> **Your task**
Go through the entries below and tally the lines holding "icons"; please reply with the number only.

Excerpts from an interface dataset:
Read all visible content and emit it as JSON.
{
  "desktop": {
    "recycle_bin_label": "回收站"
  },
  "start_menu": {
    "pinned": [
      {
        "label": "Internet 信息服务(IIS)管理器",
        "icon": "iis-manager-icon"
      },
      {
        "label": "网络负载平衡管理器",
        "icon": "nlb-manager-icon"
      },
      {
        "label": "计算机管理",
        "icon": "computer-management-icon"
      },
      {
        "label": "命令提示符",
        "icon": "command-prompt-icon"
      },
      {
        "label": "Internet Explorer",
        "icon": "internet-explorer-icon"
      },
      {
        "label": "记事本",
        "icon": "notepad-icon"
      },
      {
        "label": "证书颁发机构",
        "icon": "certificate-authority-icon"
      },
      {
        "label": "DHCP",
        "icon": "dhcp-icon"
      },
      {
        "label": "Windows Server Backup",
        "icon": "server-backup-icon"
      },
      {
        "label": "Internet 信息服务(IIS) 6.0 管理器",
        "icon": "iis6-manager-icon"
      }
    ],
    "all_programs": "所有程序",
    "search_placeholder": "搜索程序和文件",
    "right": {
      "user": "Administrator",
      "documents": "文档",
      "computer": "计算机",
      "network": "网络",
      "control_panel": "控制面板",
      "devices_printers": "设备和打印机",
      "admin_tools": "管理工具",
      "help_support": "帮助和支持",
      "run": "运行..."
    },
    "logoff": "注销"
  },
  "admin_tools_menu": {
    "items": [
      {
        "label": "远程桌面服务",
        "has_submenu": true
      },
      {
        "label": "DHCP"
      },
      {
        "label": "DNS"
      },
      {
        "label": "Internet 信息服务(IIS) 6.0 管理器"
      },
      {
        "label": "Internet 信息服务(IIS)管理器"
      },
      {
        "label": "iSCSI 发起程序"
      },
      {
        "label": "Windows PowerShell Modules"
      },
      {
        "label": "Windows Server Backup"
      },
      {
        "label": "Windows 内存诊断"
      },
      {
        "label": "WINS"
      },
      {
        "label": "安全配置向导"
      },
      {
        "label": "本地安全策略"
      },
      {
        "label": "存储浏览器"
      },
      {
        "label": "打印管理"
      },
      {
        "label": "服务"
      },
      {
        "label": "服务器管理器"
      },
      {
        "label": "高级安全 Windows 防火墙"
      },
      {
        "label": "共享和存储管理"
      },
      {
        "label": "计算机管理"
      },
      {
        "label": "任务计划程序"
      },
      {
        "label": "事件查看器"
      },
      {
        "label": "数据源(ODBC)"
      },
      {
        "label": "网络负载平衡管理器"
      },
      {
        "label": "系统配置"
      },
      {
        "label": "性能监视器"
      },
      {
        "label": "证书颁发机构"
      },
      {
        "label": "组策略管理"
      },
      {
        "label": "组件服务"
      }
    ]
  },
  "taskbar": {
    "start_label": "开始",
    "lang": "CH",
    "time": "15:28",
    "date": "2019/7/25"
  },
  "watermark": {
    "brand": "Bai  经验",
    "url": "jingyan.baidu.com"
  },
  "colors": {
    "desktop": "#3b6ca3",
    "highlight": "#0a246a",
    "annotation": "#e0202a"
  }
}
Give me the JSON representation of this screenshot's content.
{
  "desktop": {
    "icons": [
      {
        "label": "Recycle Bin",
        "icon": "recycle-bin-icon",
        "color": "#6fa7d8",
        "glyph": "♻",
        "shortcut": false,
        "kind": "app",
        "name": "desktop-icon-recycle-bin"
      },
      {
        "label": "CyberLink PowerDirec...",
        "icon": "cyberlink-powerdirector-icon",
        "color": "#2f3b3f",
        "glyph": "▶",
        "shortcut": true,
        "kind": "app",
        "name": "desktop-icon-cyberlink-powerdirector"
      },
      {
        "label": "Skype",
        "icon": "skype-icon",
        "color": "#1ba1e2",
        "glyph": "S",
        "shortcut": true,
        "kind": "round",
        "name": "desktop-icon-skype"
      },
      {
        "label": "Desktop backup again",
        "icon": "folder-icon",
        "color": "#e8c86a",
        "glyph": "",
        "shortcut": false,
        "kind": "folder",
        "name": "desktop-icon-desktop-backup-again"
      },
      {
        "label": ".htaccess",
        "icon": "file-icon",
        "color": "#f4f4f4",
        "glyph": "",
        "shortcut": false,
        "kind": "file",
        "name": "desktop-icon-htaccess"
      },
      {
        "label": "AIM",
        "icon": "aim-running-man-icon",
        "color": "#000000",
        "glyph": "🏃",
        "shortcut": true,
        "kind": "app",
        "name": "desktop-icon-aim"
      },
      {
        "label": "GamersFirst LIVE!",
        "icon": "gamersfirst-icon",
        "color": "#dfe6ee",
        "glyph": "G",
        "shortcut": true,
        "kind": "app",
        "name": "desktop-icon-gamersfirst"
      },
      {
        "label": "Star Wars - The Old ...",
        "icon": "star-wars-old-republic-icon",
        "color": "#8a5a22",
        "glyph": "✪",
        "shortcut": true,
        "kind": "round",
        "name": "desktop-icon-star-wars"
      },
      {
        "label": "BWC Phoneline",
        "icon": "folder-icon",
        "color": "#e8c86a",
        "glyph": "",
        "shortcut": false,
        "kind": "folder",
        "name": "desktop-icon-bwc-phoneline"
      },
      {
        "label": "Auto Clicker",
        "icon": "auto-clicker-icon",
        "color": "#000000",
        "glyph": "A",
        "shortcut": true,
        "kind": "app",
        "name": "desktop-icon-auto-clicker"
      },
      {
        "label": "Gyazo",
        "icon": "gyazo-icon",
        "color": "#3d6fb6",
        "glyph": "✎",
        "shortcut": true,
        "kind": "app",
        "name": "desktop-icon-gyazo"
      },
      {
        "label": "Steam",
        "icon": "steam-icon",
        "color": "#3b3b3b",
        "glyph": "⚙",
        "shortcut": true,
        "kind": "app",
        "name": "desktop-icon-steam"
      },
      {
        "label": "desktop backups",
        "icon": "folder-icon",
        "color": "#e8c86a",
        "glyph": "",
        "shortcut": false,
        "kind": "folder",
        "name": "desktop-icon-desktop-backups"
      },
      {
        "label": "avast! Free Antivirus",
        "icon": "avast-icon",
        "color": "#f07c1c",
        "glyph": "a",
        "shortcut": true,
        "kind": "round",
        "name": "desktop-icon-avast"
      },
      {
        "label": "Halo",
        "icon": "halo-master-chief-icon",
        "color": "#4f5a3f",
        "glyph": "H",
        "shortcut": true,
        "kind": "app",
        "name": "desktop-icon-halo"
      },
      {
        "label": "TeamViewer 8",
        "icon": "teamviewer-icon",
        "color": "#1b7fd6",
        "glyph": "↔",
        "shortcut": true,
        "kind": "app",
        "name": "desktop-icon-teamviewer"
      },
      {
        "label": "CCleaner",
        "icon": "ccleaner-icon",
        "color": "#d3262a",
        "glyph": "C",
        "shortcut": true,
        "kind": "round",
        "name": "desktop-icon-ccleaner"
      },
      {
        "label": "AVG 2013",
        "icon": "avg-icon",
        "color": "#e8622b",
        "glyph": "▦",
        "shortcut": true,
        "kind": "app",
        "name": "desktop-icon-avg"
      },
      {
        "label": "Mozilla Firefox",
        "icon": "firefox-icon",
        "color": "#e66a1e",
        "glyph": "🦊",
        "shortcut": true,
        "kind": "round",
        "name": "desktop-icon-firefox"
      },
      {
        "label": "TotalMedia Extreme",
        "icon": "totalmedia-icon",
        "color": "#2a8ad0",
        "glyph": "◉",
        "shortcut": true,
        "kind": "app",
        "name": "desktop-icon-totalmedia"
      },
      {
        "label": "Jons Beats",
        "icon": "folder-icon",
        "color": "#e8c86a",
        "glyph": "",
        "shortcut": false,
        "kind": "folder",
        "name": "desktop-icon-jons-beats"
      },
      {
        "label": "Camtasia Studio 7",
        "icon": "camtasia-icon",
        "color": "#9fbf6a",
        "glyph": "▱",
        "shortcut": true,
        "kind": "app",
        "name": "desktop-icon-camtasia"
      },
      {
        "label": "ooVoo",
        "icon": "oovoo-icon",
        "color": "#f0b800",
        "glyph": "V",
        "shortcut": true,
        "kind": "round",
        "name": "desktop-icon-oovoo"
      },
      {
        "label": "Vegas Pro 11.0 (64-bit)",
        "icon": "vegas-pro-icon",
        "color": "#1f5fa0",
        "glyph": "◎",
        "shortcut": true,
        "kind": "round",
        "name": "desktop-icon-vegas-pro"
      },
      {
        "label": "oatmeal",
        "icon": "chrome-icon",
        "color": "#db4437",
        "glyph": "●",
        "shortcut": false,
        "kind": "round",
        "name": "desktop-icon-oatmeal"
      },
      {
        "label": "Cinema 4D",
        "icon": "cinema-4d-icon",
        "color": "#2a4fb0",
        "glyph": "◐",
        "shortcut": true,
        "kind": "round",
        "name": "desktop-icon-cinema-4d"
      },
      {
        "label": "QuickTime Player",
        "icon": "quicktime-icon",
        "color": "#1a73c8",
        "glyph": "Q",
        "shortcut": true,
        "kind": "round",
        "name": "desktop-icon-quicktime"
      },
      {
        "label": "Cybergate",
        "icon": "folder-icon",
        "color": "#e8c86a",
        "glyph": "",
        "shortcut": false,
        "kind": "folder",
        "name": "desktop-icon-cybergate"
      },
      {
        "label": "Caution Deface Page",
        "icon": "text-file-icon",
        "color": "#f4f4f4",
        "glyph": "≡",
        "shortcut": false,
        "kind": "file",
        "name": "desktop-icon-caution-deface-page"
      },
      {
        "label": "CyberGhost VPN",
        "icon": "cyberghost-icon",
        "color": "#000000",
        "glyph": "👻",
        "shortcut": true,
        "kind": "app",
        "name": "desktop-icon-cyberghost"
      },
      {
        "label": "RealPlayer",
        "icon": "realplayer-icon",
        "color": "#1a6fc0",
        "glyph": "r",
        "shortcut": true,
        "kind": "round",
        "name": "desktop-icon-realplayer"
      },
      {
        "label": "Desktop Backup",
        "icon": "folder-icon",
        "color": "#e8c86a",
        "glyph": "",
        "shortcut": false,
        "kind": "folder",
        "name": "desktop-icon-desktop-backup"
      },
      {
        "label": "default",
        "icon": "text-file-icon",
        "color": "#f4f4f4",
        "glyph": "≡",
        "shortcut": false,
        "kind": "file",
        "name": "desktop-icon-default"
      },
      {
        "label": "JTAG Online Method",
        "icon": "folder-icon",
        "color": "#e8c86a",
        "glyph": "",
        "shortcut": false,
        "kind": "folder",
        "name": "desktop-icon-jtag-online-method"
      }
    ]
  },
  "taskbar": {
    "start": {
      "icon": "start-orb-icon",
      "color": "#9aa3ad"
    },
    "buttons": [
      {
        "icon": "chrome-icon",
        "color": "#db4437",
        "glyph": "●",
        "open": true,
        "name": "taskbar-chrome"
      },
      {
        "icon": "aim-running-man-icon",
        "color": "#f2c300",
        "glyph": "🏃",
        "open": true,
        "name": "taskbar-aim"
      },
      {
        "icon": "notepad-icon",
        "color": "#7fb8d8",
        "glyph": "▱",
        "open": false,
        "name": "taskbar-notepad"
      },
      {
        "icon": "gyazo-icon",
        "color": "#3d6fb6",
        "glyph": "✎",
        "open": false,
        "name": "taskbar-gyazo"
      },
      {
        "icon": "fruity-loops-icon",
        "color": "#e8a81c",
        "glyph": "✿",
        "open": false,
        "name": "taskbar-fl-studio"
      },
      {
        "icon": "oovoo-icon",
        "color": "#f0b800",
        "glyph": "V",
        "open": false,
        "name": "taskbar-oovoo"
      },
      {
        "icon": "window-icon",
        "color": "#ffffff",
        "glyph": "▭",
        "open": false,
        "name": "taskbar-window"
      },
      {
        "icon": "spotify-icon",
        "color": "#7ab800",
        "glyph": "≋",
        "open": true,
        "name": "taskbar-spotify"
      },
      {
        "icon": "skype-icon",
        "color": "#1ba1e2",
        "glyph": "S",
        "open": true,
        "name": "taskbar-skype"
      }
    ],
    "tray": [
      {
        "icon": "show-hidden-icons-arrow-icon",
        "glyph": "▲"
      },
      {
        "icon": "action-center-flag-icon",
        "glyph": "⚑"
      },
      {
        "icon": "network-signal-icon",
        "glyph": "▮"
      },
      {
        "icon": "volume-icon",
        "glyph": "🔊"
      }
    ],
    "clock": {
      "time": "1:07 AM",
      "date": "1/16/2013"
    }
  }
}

> **Solution to this problem**
2